Dutch regulators order T-Mobile to stop offering free music streaming over net neutrality concerns

T-Mobile’s no-data-charge-music-streaming-thing has been going strong since 2014 here in the States, with the company adding services to the offering one by one.

The Netherlands version of the promotion ran into significant headwinds this week, however, as regulators at the Dutch Consumer and Markets (AFM) officially ordered the carrier to stop offering the “zero rating” feature over concerns that it constitutes a threat to net neutrality.

As with the version in the States, the service lets users play unlimited music through participating services, without contributing to their data costs (the U.S. counterpart features a video version, as well). The “participating services” is the key part of the decision here, as promoting certain companies over others can adversely impact competition.

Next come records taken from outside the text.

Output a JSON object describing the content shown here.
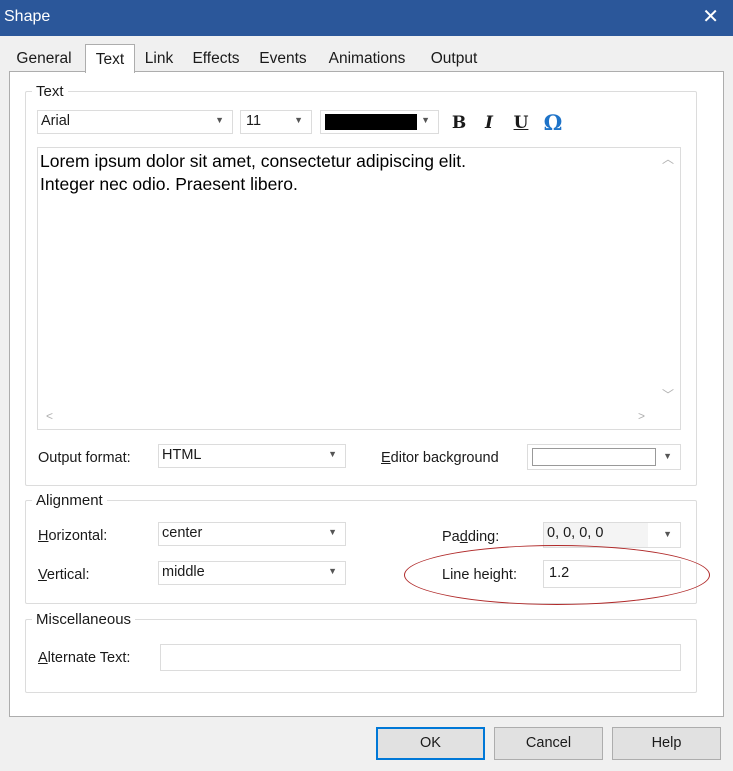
{
  "window": {
    "title": "Shape"
  },
  "tabs": [
    {
      "label": "General"
    },
    {
      "label": "Text"
    },
    {
      "label": "Link"
    },
    {
      "label": "Effects"
    },
    {
      "label": "Events"
    },
    {
      "label": "Animations"
    },
    {
      "label": "Output"
    }
  ],
  "active_tab": "Text",
  "text_group": {
    "legend": "Text",
    "font_family": "Arial",
    "font_size": "11",
    "font_color": "#000000",
    "bold_label": "B",
    "italic_label": "I",
    "underline_label": "U",
    "symbol_label": "Ω",
    "symbol_color": "#1e73c8",
    "content_line1": "Lorem ipsum dolor sit amet, consectetur adipiscing elit.",
    "content_line2": "Integer nec odio. Praesent libero.",
    "output_format_label": "Output format:",
    "output_format_value": "HTML",
    "editor_background_label": "Editor background",
    "editor_background_value": ""
  },
  "alignment_group": {
    "legend": "Alignment",
    "horizontal_label": "Horizontal:",
    "horizontal_value": "center",
    "vertical_label": "Vertical:",
    "vertical_value": "middle",
    "padding_label": "Padding:",
    "padding_value": "0, 0, 0, 0",
    "line_height_label": "Line height:",
    "line_height_value": "1.2"
  },
  "misc_group": {
    "legend": "Miscellaneous",
    "alt_text_label": "Alternate Text:",
    "alt_text_value": ""
  },
  "buttons": {
    "ok": "OK",
    "cancel": "Cancel",
    "help": "Help"
  },
  "colors": {
    "titlebar": "#2b579a",
    "annotation": "#b02a2a",
    "default_button_border": "#0078d7"
  }
}
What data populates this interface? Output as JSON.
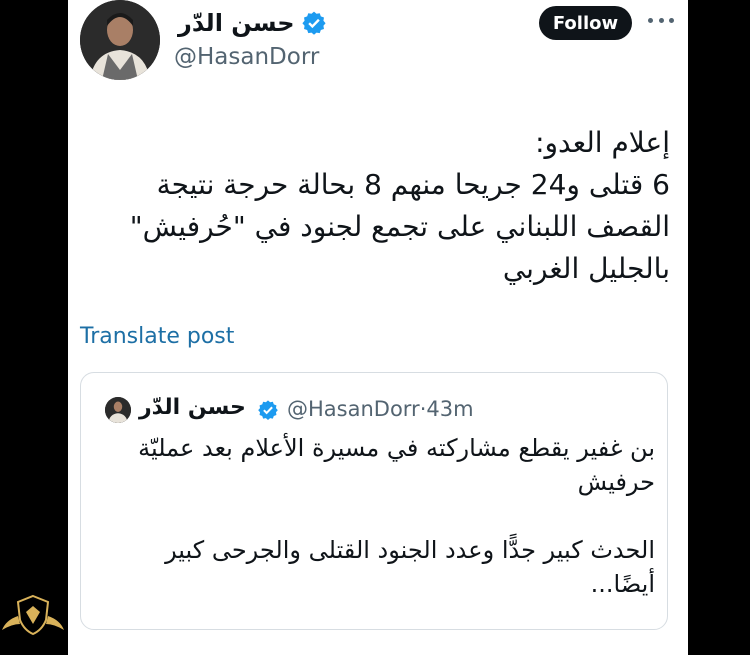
{
  "author": {
    "name": "حسن الدّر",
    "handle": "@HasanDorr",
    "avatar_icon": "avatar-photo",
    "verified_icon": "verified-badge-icon"
  },
  "actions": {
    "follow_label": "Follow",
    "more_icon": "more-options-icon"
  },
  "tweet": {
    "lines": [
      "إعلام العدو:",
      "6 قتلى و24 جريحا منهم 8 بحالة حرجة نتيجة",
      "القصف اللبناني على تجمع لجنود في \"حُرفيش\"",
      "بالجليل الغربي"
    ],
    "translate_label": "Translate post"
  },
  "quote": {
    "name": "حسن الدّر",
    "handle": "@HasanDorr",
    "separator": "·",
    "time": "43m",
    "lines": [
      "بن غفير يقطع مشاركته في مسيرة الأعلام بعد عمليّة",
      "حرفيش",
      "",
      "الحدث كبير جدًّا وعدد الجنود القتلى والجرحى كبير",
      "أيضًا..."
    ]
  },
  "colors": {
    "text": "#0f1419",
    "secondary": "#536471",
    "link": "#1d6fa5",
    "verified": "#1d9bf0",
    "follow_bg": "#0f1419"
  }
}
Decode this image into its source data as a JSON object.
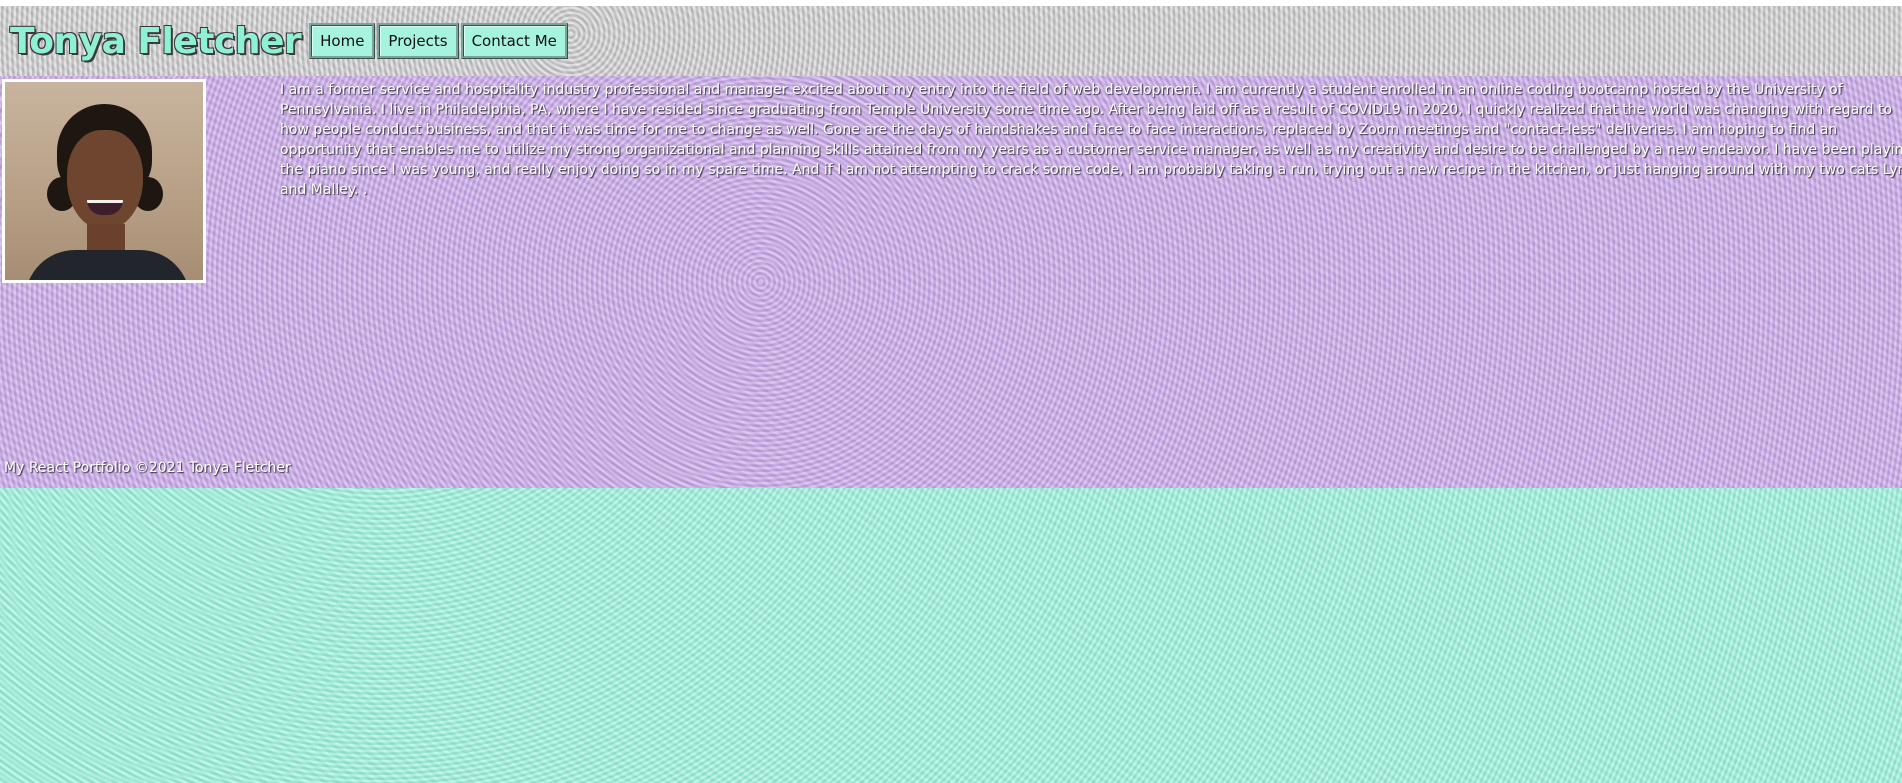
{
  "header": {
    "title": "Tonya Fletcher",
    "nav": [
      {
        "label": "Home"
      },
      {
        "label": "Projects"
      },
      {
        "label": "Contact Me"
      }
    ]
  },
  "about": {
    "photo_alt": "Tonya Fletcher portrait",
    "bio_lines": [
      "I am a former service and hospitality industry professional and manager excited about my entry into the field of web development. I am currently a student enrolled in an online coding bootcamp hosted by the University of",
      "Pennsylvania. I live in Philadelphia, PA, where I have resided since graduating from Temple University some time ago. After being laid off as a result of COVID19 in 2020, I quickly realized that the world was changing with regard to",
      "how people conduct business, and that it was time for me to change as well. Gone are the days of handshakes and face to face interactions, replaced by Zoom meetings and \"contact-less\" deliveries. I am hoping to find an",
      "opportunity that enables me to utilize my strong organizational and planning skills attained from my years as a customer service manager, as well as my creativity and desire to be challenged by a new endeavor. I have been playing",
      "the piano since I was young, and really enjoy doing so in my spare time. And if I am not attempting to crack some code, I am probably taking a run, trying out a new recipe in the kitchen, or just hanging around with my two cats Lyn",
      "and Malley. ."
    ]
  },
  "footer": {
    "text": "My React Portfolio ©2021 Tonya Fletcher"
  }
}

T-Mobile Netherlands, which introduced the service on October 10, will be hit with a $52,000-a-day fine if it refuses to comply to yesterday’s ruling.

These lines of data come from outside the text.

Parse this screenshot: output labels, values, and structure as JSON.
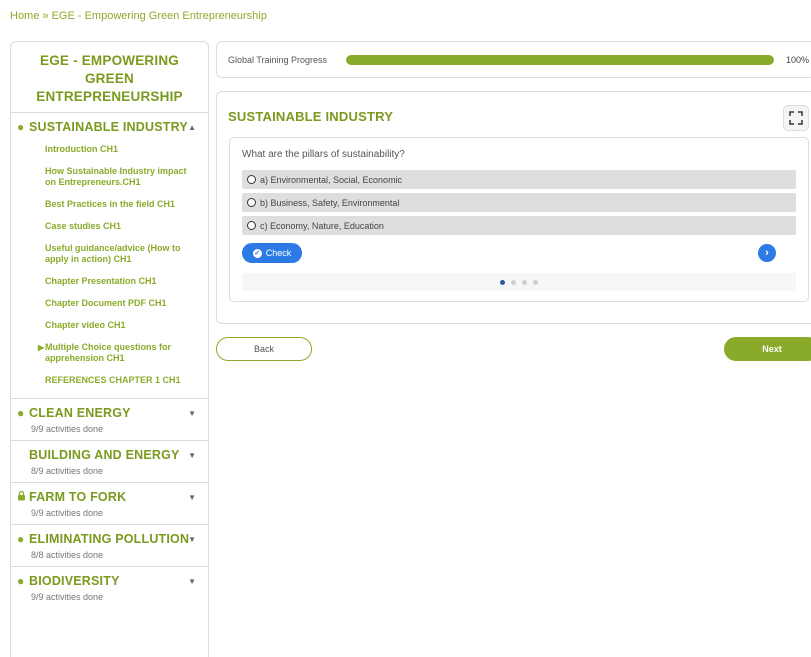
{
  "breadcrumb": {
    "home": "Home",
    "separator": "»",
    "current": "EGE - Empowering Green Entrepreneurship"
  },
  "sidebar": {
    "course_title": "EGE - EMPOWERING GREEN ENTREPRENEURSHIP",
    "chapters": [
      {
        "title": "SUSTAINABLE INDUSTRY",
        "bullet": "●",
        "toggle": "▲",
        "expanded": true,
        "lessons": [
          "Introduction CH1",
          "How Sustainable Industry impact on Entrepreneurs.CH1",
          "Best Practices in the field CH1",
          "Case studies CH1",
          "Useful guidance/advice (How to apply in action) CH1",
          "Chapter Presentation CH1",
          "Chapter Document PDF CH1",
          "Chapter video CH1",
          "Multiple Choice questions for apprehension CH1",
          "REFERENCES CHAPTER 1 CH1"
        ],
        "current_lesson_caret": "▶"
      },
      {
        "title": "CLEAN ENERGY",
        "bullet": "●",
        "toggle": "▼",
        "status": "9/9 activities done"
      },
      {
        "title": "BUILDING AND ENERGY",
        "bullet": "",
        "toggle": "▼",
        "status": "8/9 activities done"
      },
      {
        "title": "FARM TO FORK",
        "bullet": "🔒",
        "icon": "lock-icon",
        "toggle": "▼",
        "status": "9/9 activities done"
      },
      {
        "title": "ELIMINATING POLLUTION",
        "bullet": "●",
        "toggle": "▼",
        "status": "8/8 activities done"
      },
      {
        "title": "BIODIVERSITY",
        "bullet": "●",
        "toggle": "▼",
        "status": "9/9 activities done"
      }
    ]
  },
  "progress": {
    "label": "Global Training Progress",
    "value_text": "100%",
    "fraction": 1.0
  },
  "section": {
    "title": "SUSTAINABLE INDUSTRY"
  },
  "quiz": {
    "question": "What are the pillars of sustainability?",
    "options": [
      "a) Environmental, Social, Economic",
      "b) Business, Safety, Environmental",
      "c) Economy, Nature, Education"
    ],
    "check_label": "Check",
    "next_arrow": "›",
    "page_dots": 4,
    "active_dot": 0
  },
  "nav": {
    "back_label": "Back",
    "next_label": "Next"
  },
  "colors": {
    "accent": "#8aab2a",
    "button_blue": "#2c7be5"
  }
}
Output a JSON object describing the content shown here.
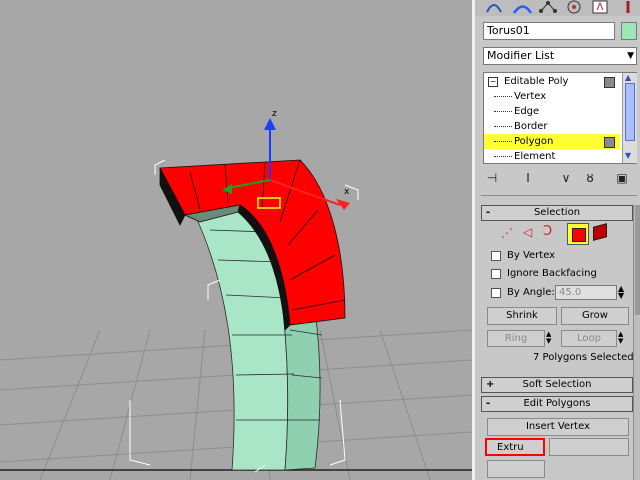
{
  "object_name": "Torus01",
  "object_color": "#9fe6b5",
  "modifier_list": {
    "label": "Modifier List"
  },
  "stack": {
    "items": [
      {
        "label": "Editable Poly",
        "level": 0,
        "selected": false
      },
      {
        "label": "Vertex",
        "level": 1,
        "selected": false
      },
      {
        "label": "Edge",
        "level": 1,
        "selected": false
      },
      {
        "label": "Border",
        "level": 1,
        "selected": false
      },
      {
        "label": "Polygon",
        "level": 1,
        "selected": true
      },
      {
        "label": "Element",
        "level": 1,
        "selected": false
      }
    ]
  },
  "selection": {
    "title": "Selection",
    "by_vertex": "By Vertex",
    "ignore_backfacing": "Ignore Backfacing",
    "by_angle": "By Angle:",
    "angle_value": "45.0",
    "shrink": "Shrink",
    "grow": "Grow",
    "ring": "Ring",
    "loop": "Loop",
    "status": "7 Polygons Selected"
  },
  "soft_selection": {
    "title": "Soft Selection",
    "sign": "+"
  },
  "edit_polygons": {
    "title": "Edit Polygons",
    "sign": "-",
    "insert_vertex": "Insert Vertex",
    "extrude": "Extru"
  },
  "selection_sign": "-",
  "viewport": {
    "axis_labels": {
      "z": "z",
      "x": "x"
    }
  },
  "colors": {
    "selected_face": "#ff0000",
    "object_face": "#a9e6c8",
    "highlight": "#ffff33"
  }
}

Here’s a key bit of the Un-Carrier’s response to the ruling, filtered through Google Translate:

T-Mobile meets the European requirements and is therefore not agree with the decision of the ACM and will refer the matter to the courts. T-Mobile is waiting for the verdict of the court and until then Data Royalty Free Music remains available.

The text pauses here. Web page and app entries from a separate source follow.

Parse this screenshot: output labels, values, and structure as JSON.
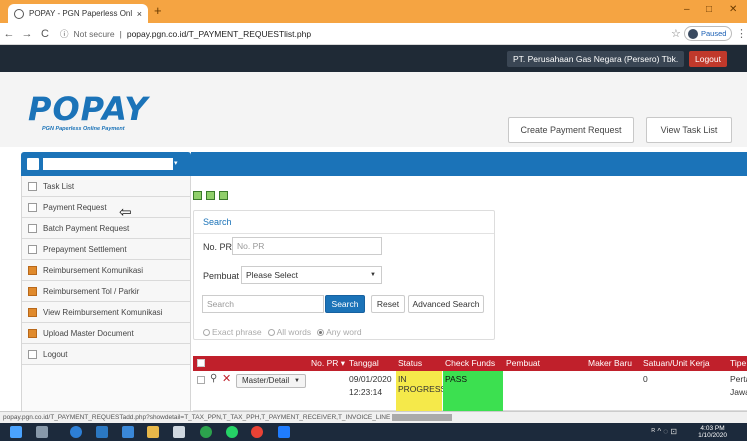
{
  "browser": {
    "tab_title": "POPAY - PGN Paperless Online P...",
    "tab_close": "×",
    "new_tab": "+",
    "win_min": "–",
    "win_max": "□",
    "win_close": "✕",
    "back": "←",
    "forward": "→",
    "reload": "C",
    "security_label": "Not secure",
    "url": "popay.pgn.co.id/T_PAYMENT_REQUESTlist.php",
    "star": "☆",
    "profile_label": "Paused",
    "menu": "⋮"
  },
  "topbar": {
    "company": "PT. Perusahaan Gas Negara (Persero) Tbk.",
    "logout": "Logout"
  },
  "header": {
    "logo_word": "POPAY",
    "logo_sub": "PGN Paperless Online Payment",
    "create_payment_request": "Create Payment Request",
    "view_task_list": "View Task List"
  },
  "sidebar": {
    "caret": "▾",
    "items": [
      {
        "label": "Task List",
        "icon": "doc"
      },
      {
        "label": "Payment Request",
        "icon": "doc"
      },
      {
        "label": "Batch Payment Request",
        "icon": "doc"
      },
      {
        "label": "Prepayment Settlement",
        "icon": "doc"
      },
      {
        "label": "Reimbursement Komunikasi",
        "icon": "org"
      },
      {
        "label": "Reimbursement Tol / Parkir",
        "icon": "org"
      },
      {
        "label": "View Reimbursement Komunikasi",
        "icon": "org"
      },
      {
        "label": "Upload Master Document",
        "icon": "org"
      },
      {
        "label": "Logout",
        "icon": "doc"
      }
    ],
    "pointer": "⇦"
  },
  "search": {
    "title": "Search",
    "no_pr_label": "No. PR",
    "no_pr_placeholder": "No. PR",
    "pembuat_label": "Pembuat",
    "pembuat_value": "Please Select",
    "keyword_placeholder": "Search",
    "search_button": "Search",
    "reset_button": "Reset",
    "advanced_button": "Advanced Search",
    "radios": [
      "Exact phrase",
      "All words",
      "Any word"
    ],
    "radio_selected": "Any word"
  },
  "table": {
    "headers": [
      "No. PR ▾",
      "Tanggal",
      "Status",
      "Check Funds",
      "Pembuat",
      "Maker Baru",
      "Satuan/Unit Kerja",
      "Tipe P"
    ],
    "row": {
      "action": "Master/Detail",
      "tanggal_date": "09/01/2020",
      "tanggal_time": "12:23:14",
      "status_line1": "IN",
      "status_line2": "PROGRESS",
      "check_funds": "PASS",
      "satuan": "0",
      "tipe_line1": "Pertan",
      "tipe_line2": "Jawab"
    }
  },
  "statusbar": {
    "url": "popay.pgn.co.id/T_PAYMENT_REQUESTadd.php?showdetail=T_TAX_PPN,T_TAX_PPH,T_PAYMENT_RECEIVER,T_INVOICE_LINE"
  },
  "taskbar": {
    "time": "4:03 PM",
    "date": "1/10/2020",
    "tray": "ᴿ ^ ◌ ⊡"
  }
}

So, all that free streaming may end up costing T-Mobile quite a bit in the end.